"The Fifth Estate" wants to be a "Social Network" with higher stakes. Not just about a megalomaniac visionary and his revolutionary website, lives are on the line, the film tells us time and time again. Unfortunately, "The Fifth Estate" struts around with all the self-importance of the Oscar-nominated film, but with none of the grace. It mistakes swagger for over-stylized sequences, a cheesy techno soundtrack, and silly visual metaphors. The dialogue knows only two tones: sanctimony and snark.
It's a shame too, because boy du jour Benedict Cumberbatch (who is also lighting up screens this year in "Star Trek Into Darkness", "12 Years a Slave" and the upcoming "August: Osage County") gives a thrilling performance as Julian Assange. He captures the WikiLeaks founder's charisma as well as his lisp. And as Daniel Domscheit-Berg, Assange's second in command, Daniel Bruhl (on his own rise after stealing the show in "Rush") ain't bad either. He plays the straight man to Assange's madness with the boyish scruff that recalls a younger Ewan McGregor.
No, the blame lays on a heavy-handed script, which goes out of its way to explain what is plainly obvious to the viewers, even those unfamiliar with Assange's still-being-written legacy. Like "Social Network," "The Fifth Estate" was written based on revelations of the scorned side kick, in this case Domscheit-Berg, who wrote a book about the ordeal.
"The Fifth Estate" captures the rise of WikiLeaks, the website that allows whisper blowers under the guise of the World Wide Web, to post secret documents, in full, without those pesky newspaper editors to spin the story. It starts with Daniel first meeting Julian and follows their increasingly influential leak operations, reaching full crescendo with 2010's Afghanistan War Logs dump.
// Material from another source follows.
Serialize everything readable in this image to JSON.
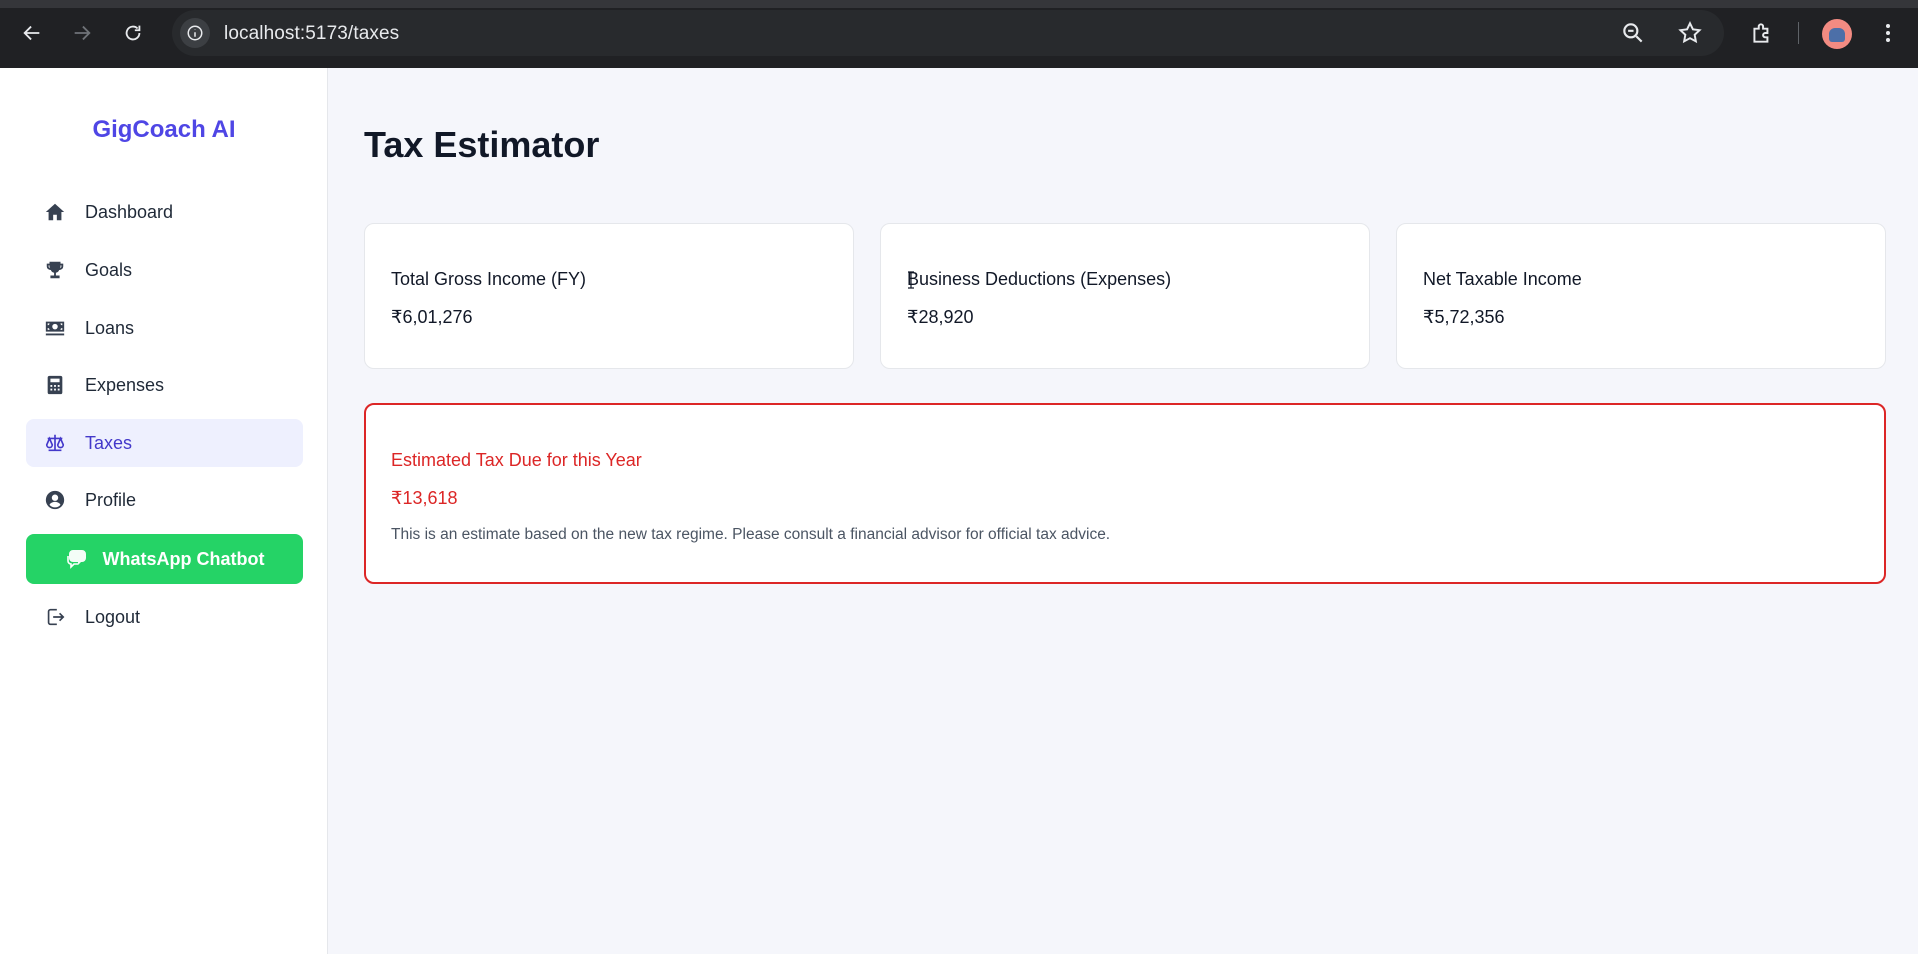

In addition to the script issues, the story also gets bogged down by all it's the cyber-istic flourishes. Every Internet movie cliche is employed, as are cinematic field trips into the surreal to further poeticize the ironies of Julian's mission.
These problems are foreshadowed by the film's opening. First comes a credit montage that compresses 5,000 years of communication technology into 30 seconds; it looks like a relic of the late Disney World Epcot ride "Horizons." The film tells us, in computer font text, that we're in 2010. It then jumps back two years earlier, with the same text on the screen showing both "2007" and that it is "Two years earlier," as if we couldn't do the math ourselves. It's these kinds of in-your-face conclusions the film can't leave for viewers to uncover on their own.
Expect more of these kind of, "well, duh" moments as soon the characters open their mouths. And not just from Julian, who could believably be so preachy, but from Daniel, Daniel's girlfriend (Alicia Vikander) and a dogged journalist (David Thewlis) along for the ride. We watch as they all realize that Assange is a looned narcissist, whose ego has taken over his noble cause. Then we watch them talk about realizing that and all the other ill consequences of their crusade. Cumberbatch's performance is strong enough that it shouldn't take their verbalizations. Either way, nothing they say or do enriches what is already known from the headlines.
Not all of "The Fifth Estate" is bad. The stylistic gimmicks could almost work if "The Fifth Estate" fully embraced them as camp. Parts of the film are quite fun – Julian and Daniel darting around Europe, snubbing journalists, celebrating in underground club scenes (there's a scene of Cumberbatch dancing that the Internet must GIF immediately). And more than a few one-liners hit for laughs.
The film also includes a side story told from the perspective of the government agents dealing with the repercussions of the leaks. Here too, Laura Linney and Stanley Tucci perform solidly as mid-level state bureaucrats. With some rejiggering, one could have imagined "The Fifth Estate" as a more equal match up of WikiLeaks vs. the U.S. government, with the latter given more importance and the former more restraint.
More than anything, "The Fifth Estate" feels like a lost opportunity, considering the source material and the talent that showed up to bring it to life. The legacy of WikiLeaks and the fate of Assange – currently hiding out in London's Ecuadorian embassy – are still being hammered out, so it's nearly impossible to meditate on any long-term implications. But as a close reading of a recent headline-making story, it doesn't reveal much either.